Blunt Gets a Win, But Democrats Blast Gas Vote
The House left town on an acrimonious note last week, after a razor-thin vote to pass a new energy bill Friday gave Majority Leader Roy Blunt (R-Mo.) a much-needed victory in his new post while also handing Democrats fresh grist for their argument that the GOP has abused its power.
The Gasoline for America’s Security Act passed the House on Friday afternoon, 212-210, after the scheduled five-minute vote was held open for an additional 40 minutes to allow Republicans to round up the necessary support for passage. The measure passed with only GOP votes, as all 196 Democrats present joined 13 Republicans and Rep. Bernie Sanders (I-Vt.) in voting against it.
The Republican tactics in holding open the vote and persuading a handful of Members to change their votes prompted Democrats to charge that the GOP is making a habit of such behavior.
“This is a practice, not an anomaly,” said Minority Whip Steny Hoyer (D-Md.), comparing Friday’s actions to the 2003 Medicare prescription drug vote. “This is a practice of undermining the Democratic will of the people’s House of Representatives. … This is a sad day in Washington.”
Hoyer and Minority Leader Nancy Pelosi’s (D-Calif.) ability to keep all of their Democrats in the “no” column — including a few who originally voted in favor of the bill — made Republican vote-counters’ jobs that much harder.
“I think what we saw happen there was that the number of Democrats we usually have was just not there,” said Blunt, who also admitted that the leadership may have rushed the bill to the floor too quickly.
“Even a bill designed to cut gas prices needed more time to talk about it than Members had,” Blunt said.

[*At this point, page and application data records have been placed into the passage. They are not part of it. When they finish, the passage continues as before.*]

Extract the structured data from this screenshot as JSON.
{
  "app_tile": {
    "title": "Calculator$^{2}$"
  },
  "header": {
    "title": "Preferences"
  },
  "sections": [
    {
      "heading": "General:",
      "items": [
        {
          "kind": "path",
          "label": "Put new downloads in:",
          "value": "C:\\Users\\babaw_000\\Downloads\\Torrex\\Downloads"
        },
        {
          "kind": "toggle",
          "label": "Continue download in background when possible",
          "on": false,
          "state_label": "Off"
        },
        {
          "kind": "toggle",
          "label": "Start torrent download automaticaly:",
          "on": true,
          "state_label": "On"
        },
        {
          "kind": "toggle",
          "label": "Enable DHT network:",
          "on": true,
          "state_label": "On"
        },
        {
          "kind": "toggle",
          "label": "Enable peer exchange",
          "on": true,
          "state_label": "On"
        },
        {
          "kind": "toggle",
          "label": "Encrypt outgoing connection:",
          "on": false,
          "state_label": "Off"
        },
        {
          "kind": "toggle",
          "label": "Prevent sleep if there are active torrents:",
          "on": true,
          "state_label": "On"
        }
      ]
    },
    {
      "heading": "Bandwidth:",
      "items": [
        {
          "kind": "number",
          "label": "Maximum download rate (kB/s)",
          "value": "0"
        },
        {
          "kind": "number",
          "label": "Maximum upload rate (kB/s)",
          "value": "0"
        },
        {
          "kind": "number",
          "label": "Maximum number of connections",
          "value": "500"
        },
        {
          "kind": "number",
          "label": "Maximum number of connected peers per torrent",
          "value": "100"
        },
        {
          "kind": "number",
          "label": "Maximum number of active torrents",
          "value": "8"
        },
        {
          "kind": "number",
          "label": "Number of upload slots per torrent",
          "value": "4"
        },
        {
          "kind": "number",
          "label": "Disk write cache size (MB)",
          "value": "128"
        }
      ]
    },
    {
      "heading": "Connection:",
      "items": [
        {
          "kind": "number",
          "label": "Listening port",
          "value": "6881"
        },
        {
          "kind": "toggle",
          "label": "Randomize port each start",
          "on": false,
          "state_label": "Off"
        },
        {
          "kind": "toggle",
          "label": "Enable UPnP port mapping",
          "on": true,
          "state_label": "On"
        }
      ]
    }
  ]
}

Blunt would not directly address a question about whether the vote was an important one for him in his new position as Majority Leader and Whip. But Blunt did say he was looking forward to coming back after this week’s recess.
“I think we’ll all benefit from having a week to have a more normal approach to the floor,” he said.
While Blunt may be serving as Majority Leader since the indictment of Rep. Tom DeLay (R-Texas) prompted him to step down from that post, DeLay was certainly not on the sidelines during Friday’s vote. The Texan could be seen on the floor actively working his colleagues, particularly Rep. Roscoe Bartlett (R-Md.), who was eventually persuaded by DeLay and others to vote for the bill.
In the end another Maryland Republican, Rep. Wayne Gilchrest, made the difference by changing his vote to “aye” and breaking a 211-211 tie. When the vote was gaveled closed, Democrats chanted “Shame!” after having made several parliamentary inquiries during the vote to demand that it be closed.
Pelosi said afterwards that the vote was just the latest example of the Republican abuses of power in the House, accusing the GOP of “holding votes open for the sole purpose of reversing the outcome of the vote.”
She charged that the vote should have taken five minutes, but instead took “nine times that long” so that the “indicted leader” DeLay could engage in “arm twisting” to pass the bill.
“This is a shameless display of the culture of corruption in the House of Representatives,” she said.
But Republicans countered that it was Democrats who were playing politics with an important policy issue.
“I think they’re trying to embarrass Republicans politically instead of thinking of Americans at the gas pump,” said Ron Bonjean, spokesman for Speaker Dennis Hastert (R-Ill.).